Work required
Examine the records and identify each line that includes the string "savings". Copy those lines.

==============================

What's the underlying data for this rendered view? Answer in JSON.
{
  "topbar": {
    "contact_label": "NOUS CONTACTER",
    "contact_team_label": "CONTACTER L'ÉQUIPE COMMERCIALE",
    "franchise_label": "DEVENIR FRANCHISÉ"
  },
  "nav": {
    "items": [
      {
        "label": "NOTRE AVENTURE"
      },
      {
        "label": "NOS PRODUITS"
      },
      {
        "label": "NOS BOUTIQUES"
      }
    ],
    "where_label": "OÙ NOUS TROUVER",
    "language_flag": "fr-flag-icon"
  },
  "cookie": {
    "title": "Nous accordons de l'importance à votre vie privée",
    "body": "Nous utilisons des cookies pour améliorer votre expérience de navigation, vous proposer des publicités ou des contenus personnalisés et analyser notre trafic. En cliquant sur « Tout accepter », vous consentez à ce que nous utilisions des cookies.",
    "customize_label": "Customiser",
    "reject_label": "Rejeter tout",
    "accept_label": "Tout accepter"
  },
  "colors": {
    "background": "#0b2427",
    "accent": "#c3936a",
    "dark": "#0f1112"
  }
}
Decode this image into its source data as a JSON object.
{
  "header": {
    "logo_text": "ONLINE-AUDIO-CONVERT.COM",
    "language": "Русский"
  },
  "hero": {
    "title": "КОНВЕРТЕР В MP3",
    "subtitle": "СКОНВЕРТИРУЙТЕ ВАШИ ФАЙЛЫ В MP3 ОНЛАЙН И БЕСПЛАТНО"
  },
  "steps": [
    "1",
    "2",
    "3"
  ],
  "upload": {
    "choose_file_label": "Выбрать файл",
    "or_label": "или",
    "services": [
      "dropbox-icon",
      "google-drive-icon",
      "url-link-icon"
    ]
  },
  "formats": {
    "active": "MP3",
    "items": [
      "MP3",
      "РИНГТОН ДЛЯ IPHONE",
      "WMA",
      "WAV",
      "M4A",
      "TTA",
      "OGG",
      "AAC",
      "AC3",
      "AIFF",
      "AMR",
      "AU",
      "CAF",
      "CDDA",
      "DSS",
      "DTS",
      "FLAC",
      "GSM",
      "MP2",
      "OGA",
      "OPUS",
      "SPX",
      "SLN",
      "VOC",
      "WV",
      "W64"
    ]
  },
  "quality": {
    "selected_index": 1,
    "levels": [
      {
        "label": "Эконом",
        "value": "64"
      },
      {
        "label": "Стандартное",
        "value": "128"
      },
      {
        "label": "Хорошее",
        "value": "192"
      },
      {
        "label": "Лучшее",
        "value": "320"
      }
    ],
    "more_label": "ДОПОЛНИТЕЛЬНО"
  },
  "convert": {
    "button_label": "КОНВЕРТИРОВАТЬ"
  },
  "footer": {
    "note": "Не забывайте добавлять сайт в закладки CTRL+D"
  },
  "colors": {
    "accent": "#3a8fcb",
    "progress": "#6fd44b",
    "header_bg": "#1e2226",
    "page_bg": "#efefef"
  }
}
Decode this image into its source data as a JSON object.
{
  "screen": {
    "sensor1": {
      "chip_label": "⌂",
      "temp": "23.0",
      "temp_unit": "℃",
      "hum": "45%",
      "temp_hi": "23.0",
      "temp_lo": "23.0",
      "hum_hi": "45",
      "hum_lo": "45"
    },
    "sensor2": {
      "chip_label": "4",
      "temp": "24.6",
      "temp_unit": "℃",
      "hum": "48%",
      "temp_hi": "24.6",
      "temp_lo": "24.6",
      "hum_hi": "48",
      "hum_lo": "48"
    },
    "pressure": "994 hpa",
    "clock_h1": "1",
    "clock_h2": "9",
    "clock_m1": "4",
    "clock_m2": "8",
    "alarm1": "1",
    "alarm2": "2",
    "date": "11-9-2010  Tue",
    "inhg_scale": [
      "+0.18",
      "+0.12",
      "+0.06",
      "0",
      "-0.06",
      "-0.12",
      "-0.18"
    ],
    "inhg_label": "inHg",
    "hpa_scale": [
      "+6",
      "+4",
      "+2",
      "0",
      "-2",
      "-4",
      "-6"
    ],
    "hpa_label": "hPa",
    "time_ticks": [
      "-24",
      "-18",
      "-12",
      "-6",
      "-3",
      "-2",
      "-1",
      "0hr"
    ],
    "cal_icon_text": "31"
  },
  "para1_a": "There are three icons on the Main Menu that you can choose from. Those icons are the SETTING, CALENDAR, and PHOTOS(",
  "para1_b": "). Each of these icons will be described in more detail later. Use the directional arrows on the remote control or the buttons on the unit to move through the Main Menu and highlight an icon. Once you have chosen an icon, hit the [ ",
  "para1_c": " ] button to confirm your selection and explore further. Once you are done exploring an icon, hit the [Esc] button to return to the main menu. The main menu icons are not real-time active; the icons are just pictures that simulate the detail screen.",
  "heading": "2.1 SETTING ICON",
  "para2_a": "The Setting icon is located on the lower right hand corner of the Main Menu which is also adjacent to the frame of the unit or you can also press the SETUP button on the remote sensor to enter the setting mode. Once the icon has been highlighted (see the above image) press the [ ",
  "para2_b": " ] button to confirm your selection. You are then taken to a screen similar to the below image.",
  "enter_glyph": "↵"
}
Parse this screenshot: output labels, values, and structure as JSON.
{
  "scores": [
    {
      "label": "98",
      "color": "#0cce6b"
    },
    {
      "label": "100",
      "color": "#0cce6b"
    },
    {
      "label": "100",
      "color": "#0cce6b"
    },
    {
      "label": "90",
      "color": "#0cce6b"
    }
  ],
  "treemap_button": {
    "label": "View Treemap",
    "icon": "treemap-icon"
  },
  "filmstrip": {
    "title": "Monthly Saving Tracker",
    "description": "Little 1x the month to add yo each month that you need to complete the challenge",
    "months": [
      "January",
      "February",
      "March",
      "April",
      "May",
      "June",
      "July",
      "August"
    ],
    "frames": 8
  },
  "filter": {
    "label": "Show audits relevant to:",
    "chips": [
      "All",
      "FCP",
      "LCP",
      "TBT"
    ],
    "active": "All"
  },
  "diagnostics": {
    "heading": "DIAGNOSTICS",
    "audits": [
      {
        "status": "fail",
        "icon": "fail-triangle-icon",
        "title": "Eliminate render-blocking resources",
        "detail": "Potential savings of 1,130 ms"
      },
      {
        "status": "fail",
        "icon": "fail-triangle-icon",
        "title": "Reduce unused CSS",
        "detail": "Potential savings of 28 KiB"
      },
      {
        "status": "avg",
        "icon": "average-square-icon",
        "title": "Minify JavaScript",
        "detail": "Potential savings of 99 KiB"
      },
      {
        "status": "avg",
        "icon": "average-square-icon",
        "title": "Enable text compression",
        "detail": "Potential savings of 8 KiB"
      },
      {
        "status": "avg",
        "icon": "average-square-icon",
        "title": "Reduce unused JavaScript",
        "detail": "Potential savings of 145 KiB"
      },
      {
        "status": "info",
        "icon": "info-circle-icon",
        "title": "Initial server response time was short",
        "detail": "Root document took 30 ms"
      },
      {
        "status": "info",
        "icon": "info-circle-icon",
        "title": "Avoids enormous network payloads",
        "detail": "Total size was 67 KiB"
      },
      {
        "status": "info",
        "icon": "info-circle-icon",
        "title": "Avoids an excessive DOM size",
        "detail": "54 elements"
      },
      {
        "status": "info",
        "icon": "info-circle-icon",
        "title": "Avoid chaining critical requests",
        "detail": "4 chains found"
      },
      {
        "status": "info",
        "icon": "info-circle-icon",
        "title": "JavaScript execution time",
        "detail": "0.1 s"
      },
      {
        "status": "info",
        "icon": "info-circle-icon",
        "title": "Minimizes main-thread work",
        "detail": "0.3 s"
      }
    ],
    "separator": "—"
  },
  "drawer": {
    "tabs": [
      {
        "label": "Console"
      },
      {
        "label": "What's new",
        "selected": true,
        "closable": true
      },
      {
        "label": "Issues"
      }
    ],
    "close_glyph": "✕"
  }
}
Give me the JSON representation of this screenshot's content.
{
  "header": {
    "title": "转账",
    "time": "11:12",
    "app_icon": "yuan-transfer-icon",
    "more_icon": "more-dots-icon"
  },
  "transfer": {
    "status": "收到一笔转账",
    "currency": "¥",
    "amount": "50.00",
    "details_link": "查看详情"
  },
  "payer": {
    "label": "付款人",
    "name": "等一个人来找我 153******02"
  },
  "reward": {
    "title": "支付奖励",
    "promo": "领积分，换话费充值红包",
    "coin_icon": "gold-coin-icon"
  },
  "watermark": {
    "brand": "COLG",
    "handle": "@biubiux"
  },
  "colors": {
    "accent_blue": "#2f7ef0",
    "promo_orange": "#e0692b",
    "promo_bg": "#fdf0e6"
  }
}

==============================

Solution to the problem
        "detail": "Potential savings of 1,130 ms"
        "detail": "Potential savings of 28 KiB"
        "detail": "Potential savings of 99 KiB"
        "detail": "Potential savings of 8 KiB"
        "detail": "Potential savings of 145 KiB"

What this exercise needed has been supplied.